# WHAT YOU HAVE TO DO
Exactly as they appear, output all of the entries.

(Collection entries)
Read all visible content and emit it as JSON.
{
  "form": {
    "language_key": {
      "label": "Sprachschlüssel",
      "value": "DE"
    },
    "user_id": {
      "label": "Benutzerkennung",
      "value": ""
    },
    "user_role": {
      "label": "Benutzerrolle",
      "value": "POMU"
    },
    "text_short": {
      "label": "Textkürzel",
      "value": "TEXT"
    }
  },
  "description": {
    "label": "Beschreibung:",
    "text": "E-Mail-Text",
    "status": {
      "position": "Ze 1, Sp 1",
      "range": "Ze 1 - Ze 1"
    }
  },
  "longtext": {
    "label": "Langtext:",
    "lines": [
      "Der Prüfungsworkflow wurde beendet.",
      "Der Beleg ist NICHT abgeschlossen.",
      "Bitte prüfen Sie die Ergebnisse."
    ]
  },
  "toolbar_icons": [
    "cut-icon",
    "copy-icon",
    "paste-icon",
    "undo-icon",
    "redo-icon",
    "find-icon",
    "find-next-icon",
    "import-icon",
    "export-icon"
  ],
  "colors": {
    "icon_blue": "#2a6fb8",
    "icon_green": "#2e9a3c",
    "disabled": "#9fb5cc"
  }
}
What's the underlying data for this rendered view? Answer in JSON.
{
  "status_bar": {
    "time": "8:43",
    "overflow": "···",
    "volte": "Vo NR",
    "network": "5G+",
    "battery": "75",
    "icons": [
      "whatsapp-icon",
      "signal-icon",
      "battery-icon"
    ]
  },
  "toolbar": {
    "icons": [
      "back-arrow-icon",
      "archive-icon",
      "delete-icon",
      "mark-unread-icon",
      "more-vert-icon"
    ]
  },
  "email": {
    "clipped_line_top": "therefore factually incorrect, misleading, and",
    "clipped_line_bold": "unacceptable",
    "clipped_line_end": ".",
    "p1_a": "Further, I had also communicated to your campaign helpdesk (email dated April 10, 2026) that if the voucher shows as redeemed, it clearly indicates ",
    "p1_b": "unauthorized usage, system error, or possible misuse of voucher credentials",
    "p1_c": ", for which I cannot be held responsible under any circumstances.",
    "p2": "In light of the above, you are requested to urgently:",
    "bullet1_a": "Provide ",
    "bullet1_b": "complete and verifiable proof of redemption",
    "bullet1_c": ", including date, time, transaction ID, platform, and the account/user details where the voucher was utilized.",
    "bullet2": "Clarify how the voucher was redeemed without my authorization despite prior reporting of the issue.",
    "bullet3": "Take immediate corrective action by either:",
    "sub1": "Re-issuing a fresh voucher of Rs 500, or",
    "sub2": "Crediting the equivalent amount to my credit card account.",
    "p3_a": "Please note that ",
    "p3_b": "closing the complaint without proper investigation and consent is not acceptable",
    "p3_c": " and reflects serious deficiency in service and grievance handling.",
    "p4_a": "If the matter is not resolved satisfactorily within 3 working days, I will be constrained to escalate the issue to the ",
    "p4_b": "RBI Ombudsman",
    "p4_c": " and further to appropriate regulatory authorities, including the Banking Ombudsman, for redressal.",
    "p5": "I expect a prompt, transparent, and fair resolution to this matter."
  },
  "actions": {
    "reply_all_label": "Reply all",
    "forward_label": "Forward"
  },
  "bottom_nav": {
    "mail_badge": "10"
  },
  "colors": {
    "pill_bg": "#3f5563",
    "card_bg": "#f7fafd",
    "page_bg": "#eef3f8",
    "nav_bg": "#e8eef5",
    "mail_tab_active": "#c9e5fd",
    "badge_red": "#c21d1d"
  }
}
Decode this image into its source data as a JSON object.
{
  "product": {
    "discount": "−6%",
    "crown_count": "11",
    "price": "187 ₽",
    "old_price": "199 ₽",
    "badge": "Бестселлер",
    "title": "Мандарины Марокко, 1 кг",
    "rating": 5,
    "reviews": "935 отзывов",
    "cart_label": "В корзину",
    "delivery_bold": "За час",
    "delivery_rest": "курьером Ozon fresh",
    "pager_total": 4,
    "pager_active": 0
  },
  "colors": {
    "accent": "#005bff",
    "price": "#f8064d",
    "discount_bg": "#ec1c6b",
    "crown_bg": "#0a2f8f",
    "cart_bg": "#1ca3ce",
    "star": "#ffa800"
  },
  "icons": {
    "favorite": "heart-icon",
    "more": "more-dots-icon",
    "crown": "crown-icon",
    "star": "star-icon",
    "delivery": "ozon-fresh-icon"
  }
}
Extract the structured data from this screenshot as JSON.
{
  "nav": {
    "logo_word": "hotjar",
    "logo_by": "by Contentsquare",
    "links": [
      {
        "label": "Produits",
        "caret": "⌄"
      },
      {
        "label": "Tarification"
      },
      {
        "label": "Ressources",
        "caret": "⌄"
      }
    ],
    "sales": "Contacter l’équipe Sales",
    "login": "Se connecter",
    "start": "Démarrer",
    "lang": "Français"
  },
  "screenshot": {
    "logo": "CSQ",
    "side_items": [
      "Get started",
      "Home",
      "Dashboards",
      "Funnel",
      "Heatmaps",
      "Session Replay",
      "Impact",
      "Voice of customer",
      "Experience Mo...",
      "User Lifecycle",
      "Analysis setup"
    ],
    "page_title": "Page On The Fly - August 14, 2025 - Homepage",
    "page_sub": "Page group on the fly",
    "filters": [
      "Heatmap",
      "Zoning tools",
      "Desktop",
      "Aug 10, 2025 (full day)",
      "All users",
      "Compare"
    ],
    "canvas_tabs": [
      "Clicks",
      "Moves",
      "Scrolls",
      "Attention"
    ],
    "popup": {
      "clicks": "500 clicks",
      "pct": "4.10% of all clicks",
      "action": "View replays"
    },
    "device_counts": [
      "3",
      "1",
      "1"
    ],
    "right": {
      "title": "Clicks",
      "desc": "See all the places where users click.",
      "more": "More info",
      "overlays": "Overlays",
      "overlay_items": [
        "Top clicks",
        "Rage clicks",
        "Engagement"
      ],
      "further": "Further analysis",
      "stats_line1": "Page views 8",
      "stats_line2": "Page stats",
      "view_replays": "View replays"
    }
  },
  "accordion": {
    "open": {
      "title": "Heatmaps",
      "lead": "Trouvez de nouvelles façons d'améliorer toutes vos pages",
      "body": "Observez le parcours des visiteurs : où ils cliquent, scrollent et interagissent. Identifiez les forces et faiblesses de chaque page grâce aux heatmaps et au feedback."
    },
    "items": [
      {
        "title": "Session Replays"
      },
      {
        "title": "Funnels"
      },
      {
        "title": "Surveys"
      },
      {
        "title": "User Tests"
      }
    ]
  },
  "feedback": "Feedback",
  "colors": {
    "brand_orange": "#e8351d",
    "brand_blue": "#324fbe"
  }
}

# SOLUTION TO THIS TASK
Read all visible content and emit it as JSON.
{
  "form": {
    "language_key": {
      "label": "Sprachschlüssel",
      "value": "DE"
    },
    "user_id": {
      "label": "Benutzerkennung",
      "value": ""
    },
    "user_role": {
      "label": "Benutzerrolle",
      "value": "POMU"
    },
    "text_short": {
      "label": "Textkürzel",
      "value": "TEXT"
    }
  },
  "description": {
    "label": "Beschreibung:",
    "text": "E-Mail-Text",
    "status": {
      "position": "Ze 1, Sp 1",
      "range": "Ze 1 - Ze 1"
    }
  },
  "longtext": {
    "label": "Langtext:",
    "lines": [
      "Der Prüfungsworkflow wurde beendet.",
      "Der Beleg ist NICHT abgeschlossen.",
      "Bitte prüfen Sie die Ergebnisse."
    ]
  },
  "toolbar_icons": [
    "cut-icon",
    "copy-icon",
    "paste-icon",
    "undo-icon",
    "redo-icon",
    "find-icon",
    "find-next-icon",
    "import-icon",
    "export-icon"
  ],
  "colors": {
    "icon_blue": "#2a6fb8",
    "icon_green": "#2e9a3c",
    "disabled": "#9fb5cc"
  }
}
What's the underlying data for this rendered view? Answer in JSON.
{
  "status_bar": {
    "time": "8:43",
    "overflow": "···",
    "volte": "Vo NR",
    "network": "5G+",
    "battery": "75",
    "icons": [
      "whatsapp-icon",
      "signal-icon",
      "battery-icon"
    ]
  },
  "toolbar": {
    "icons": [
      "back-arrow-icon",
      "archive-icon",
      "delete-icon",
      "mark-unread-icon",
      "more-vert-icon"
    ]
  },
  "email": {
    "clipped_line_top": "therefore factually incorrect, misleading, and",
    "clipped_line_bold": "unacceptable",
    "clipped_line_end": ".",
    "p1_a": "Further, I had also communicated to your campaign helpdesk (email dated April 10, 2026) that if the voucher shows as redeemed, it clearly indicates ",
    "p1_b": "unauthorized usage, system error, or possible misuse of voucher credentials",
    "p1_c": ", for which I cannot be held responsible under any circumstances.",
    "p2": "In light of the above, you are requested to urgently:",
    "bullet1_a": "Provide ",
    "bullet1_b": "complete and verifiable proof of redemption",
    "bullet1_c": ", including date, time, transaction ID, platform, and the account/user details where the voucher was utilized.",
    "bullet2": "Clarify how the voucher was redeemed without my authorization despite prior reporting of the issue.",
    "bullet3": "Take immediate corrective action by either:",
    "sub1": "Re-issuing a fresh voucher of Rs 500, or",
    "sub2": "Crediting the equivalent amount to my credit card account.",
    "p3_a": "Please note that ",
    "p3_b": "closing the complaint without proper investigation and consent is not acceptable",
    "p3_c": " and reflects serious deficiency in service and grievance handling.",
    "p4_a": "If the matter is not resolved satisfactorily within 3 working days, I will be constrained to escalate the issue to the ",
    "p4_b": "RBI Ombudsman",
    "p4_c": " and further to appropriate regulatory authorities, including the Banking Ombudsman, for redressal.",
    "p5": "I expect a prompt, transparent, and fair resolution to this matter."
  },
  "actions": {
    "reply_all_label": "Reply all",
    "forward_label": "Forward"
  },
  "bottom_nav": {
    "mail_badge": "10"
  },
  "colors": {
    "pill_bg": "#3f5563",
    "card_bg": "#f7fafd",
    "page_bg": "#eef3f8",
    "nav_bg": "#e8eef5",
    "mail_tab_active": "#c9e5fd",
    "badge_red": "#c21d1d"
  }
}
Decode this image into its source data as a JSON object.
{
  "product": {
    "discount": "−6%",
    "crown_count": "11",
    "price": "187 ₽",
    "old_price": "199 ₽",
    "badge": "Бестселлер",
    "title": "Мандарины Марокко, 1 кг",
    "rating": 5,
    "reviews": "935 отзывов",
    "cart_label": "В корзину",
    "delivery_bold": "За час",
    "delivery_rest": "курьером Ozon fresh",
    "pager_total": 4,
    "pager_active": 0
  },
  "colors": {
    "accent": "#005bff",
    "price": "#f8064d",
    "discount_bg": "#ec1c6b",
    "crown_bg": "#0a2f8f",
    "cart_bg": "#1ca3ce",
    "star": "#ffa800"
  },
  "icons": {
    "favorite": "heart-icon",
    "more": "more-dots-icon",
    "crown": "crown-icon",
    "star": "star-icon",
    "delivery": "ozon-fresh-icon"
  }
}
Extract the structured data from this screenshot as JSON.
{
  "nav": {
    "logo_word": "hotjar",
    "logo_by": "by Contentsquare",
    "links": [
      {
        "label": "Produits",
        "caret": "⌄"
      },
      {
        "label": "Tarification"
      },
      {
        "label": "Ressources",
        "caret": "⌄"
      }
    ],
    "sales": "Contacter l’équipe Sales",
    "login": "Se connecter",
    "start": "Démarrer",
    "lang": "Français"
  },
  "screenshot": {
    "logo": "CSQ",
    "side_items": [
      "Get started",
      "Home",
      "Dashboards",
      "Funnel",
      "Heatmaps",
      "Session Replay",
      "Impact",
      "Voice of customer",
      "Experience Mo...",
      "User Lifecycle",
      "Analysis setup"
    ],
    "page_title": "Page On The Fly - August 14, 2025 - Homepage",
    "page_sub": "Page group on the fly",
    "filters": [
      "Heatmap",
      "Zoning tools",
      "Desktop",
      "Aug 10, 2025 (full day)",
      "All users",
      "Compare"
    ],
    "canvas_tabs": [
      "Clicks",
      "Moves",
      "Scrolls",
      "Attention"
    ],
    "popup": {
      "clicks": "500 clicks",
      "pct": "4.10% of all clicks",
      "action": "View replays"
    },
    "device_counts": [
      "3",
      "1",
      "1"
    ],
    "right": {
      "title": "Clicks",
      "desc": "See all the places where users click.",
      "more": "More info",
      "overlays": "Overlays",
      "overlay_items": [
        "Top clicks",
        "Rage clicks",
        "Engagement"
      ],
      "further": "Further analysis",
      "stats_line1": "Page views 8",
      "stats_line2": "Page stats",
      "view_replays": "View replays"
    }
  },
  "accordion": {
    "open": {
      "title": "Heatmaps",
      "lead": "Trouvez de nouvelles façons d'améliorer toutes vos pages",
      "body": "Observez le parcours des visiteurs : où ils cliquent, scrollent et interagissent. Identifiez les forces et faiblesses de chaque page grâce aux heatmaps et au feedback."
    },
    "items": [
      {
        "title": "Session Replays"
      },
      {
        "title": "Funnels"
      },
      {
        "title": "Surveys"
      },
      {
        "title": "User Tests"
      }
    ]
  },
  "feedback": "Feedback",
  "colors": {
    "brand_orange": "#e8351d",
    "brand_blue": "#324fbe"
  }
}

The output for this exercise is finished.